Are you trying to find old school friends, old classmates, fellow servicemen or shipmates? Do you want to see past girlfriends or boyfriends? Relive homecoming, prom, graduation, and other moments on campus captured in yearbook pictures. Revisit your fraternity or sorority and see familiar places. See members of old school clubs and relive old times. Start your search today!
Looking for old family members and relatives? Do you want to find pictures of parents or grandparents when they were in school? Want to find out what hairstyle was popular in the 1920s? E-Yearbook.com has a wealth of genealogy information spanning over a century for many schools with full text search. Use our online Genealogy Resource to uncover history quickly!
Are you planning a reunion and need assistance? E-Yearbook.com can help you with scanning and providing access to yearbook images for promotional materials and activities. We can provide you with an electronic version of your yearbook that can assist you with reunion planning.
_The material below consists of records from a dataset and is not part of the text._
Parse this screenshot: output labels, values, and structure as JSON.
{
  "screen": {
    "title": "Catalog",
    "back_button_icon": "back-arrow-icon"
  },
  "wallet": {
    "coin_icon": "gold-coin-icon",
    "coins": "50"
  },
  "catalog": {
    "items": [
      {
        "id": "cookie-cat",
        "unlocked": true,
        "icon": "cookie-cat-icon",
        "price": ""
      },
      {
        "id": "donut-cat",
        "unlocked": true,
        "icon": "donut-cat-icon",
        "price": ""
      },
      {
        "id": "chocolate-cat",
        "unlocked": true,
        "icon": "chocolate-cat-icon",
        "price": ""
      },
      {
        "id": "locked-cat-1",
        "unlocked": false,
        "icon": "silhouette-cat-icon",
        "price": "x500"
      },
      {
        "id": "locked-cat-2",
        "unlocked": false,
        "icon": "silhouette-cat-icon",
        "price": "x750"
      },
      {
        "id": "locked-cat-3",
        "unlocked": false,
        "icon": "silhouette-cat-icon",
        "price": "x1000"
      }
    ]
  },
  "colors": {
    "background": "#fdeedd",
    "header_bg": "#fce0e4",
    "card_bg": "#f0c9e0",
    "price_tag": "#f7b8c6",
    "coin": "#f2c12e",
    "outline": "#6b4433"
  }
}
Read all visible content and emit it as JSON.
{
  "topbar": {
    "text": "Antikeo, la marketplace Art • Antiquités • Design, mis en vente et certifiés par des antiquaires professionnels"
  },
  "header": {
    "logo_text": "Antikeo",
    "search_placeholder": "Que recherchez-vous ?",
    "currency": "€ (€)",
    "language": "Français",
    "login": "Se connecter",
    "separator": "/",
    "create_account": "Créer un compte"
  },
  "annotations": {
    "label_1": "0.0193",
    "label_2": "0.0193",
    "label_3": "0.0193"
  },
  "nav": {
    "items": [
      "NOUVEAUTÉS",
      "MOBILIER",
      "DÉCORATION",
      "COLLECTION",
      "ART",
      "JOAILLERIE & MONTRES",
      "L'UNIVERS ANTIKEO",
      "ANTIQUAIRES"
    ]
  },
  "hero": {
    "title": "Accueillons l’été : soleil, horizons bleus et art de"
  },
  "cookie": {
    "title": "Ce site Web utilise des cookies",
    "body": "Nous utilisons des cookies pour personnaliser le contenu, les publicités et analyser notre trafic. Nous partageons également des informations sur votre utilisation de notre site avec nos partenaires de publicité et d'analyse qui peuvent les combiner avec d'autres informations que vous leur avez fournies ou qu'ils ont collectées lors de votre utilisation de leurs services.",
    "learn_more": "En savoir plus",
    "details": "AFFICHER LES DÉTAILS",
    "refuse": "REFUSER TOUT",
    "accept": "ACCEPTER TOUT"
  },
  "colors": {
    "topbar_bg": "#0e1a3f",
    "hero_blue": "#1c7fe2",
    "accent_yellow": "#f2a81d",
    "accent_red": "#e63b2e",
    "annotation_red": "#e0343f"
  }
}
E-Yearbook.com will also publish the yearbook images online for people to share and enjoy.
Material on this website is protected by copyright laws of the United States and international treaties.
No protected images or material on this website may be copied or printed without express authorization.